Problem description:
For the word "Administration", give the number of lines in these entries that contain it, with nothing else.

-- Data provided follows --

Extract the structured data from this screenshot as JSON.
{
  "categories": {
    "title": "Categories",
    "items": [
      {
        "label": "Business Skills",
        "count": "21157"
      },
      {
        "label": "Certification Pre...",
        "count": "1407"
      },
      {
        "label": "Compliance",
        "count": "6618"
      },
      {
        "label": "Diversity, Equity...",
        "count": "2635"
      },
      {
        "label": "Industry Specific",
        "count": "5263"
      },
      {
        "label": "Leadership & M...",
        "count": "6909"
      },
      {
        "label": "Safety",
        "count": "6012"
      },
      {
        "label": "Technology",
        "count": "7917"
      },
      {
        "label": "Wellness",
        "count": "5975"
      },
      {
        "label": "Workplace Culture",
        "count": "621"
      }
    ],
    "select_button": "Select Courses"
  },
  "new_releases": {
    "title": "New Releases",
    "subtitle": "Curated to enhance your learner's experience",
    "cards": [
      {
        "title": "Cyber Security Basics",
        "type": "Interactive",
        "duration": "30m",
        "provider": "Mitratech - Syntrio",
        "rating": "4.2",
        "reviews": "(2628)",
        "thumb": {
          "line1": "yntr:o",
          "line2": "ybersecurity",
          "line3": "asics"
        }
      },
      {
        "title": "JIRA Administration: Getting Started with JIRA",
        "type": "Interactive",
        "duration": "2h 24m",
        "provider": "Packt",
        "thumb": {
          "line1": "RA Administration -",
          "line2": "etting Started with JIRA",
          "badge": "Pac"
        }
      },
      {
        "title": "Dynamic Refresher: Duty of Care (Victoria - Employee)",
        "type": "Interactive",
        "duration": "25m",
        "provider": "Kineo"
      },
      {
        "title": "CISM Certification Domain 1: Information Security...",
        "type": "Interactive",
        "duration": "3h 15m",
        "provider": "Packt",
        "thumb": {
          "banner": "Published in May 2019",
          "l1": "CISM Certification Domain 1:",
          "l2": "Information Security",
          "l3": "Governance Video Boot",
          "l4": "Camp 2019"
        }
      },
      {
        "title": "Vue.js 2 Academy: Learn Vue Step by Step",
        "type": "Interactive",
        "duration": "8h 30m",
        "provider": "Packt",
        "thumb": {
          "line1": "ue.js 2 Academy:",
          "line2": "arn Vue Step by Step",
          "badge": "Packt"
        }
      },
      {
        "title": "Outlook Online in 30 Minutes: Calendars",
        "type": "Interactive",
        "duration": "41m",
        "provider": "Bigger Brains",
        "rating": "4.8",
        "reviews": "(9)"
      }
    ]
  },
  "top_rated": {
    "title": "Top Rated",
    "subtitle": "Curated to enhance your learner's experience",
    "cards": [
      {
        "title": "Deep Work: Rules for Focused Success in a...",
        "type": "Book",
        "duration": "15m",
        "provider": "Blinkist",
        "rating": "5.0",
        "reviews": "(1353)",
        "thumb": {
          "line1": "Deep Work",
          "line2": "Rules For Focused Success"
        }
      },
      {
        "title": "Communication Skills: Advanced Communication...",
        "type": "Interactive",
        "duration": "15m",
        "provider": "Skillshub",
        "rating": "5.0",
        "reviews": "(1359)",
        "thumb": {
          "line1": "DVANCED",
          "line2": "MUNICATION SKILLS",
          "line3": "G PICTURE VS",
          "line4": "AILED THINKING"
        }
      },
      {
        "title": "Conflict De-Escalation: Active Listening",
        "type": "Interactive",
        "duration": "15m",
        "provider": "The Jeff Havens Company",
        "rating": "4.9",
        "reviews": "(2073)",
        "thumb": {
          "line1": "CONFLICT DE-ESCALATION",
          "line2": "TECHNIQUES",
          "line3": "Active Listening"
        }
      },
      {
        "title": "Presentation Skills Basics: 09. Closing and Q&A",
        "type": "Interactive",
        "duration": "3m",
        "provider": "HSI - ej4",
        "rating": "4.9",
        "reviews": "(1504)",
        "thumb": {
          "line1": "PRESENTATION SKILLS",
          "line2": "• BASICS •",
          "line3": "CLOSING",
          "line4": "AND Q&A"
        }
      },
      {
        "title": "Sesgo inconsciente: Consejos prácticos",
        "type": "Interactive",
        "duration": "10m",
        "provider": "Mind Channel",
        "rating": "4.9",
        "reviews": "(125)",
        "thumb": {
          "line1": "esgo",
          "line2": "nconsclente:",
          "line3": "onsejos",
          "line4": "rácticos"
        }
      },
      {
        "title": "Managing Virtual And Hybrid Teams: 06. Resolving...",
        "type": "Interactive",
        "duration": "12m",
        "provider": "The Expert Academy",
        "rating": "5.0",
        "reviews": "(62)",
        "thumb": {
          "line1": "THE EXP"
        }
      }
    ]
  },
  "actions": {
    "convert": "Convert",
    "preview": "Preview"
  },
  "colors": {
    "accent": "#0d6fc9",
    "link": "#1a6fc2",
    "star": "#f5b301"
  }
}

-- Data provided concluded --

Completed exercise:
2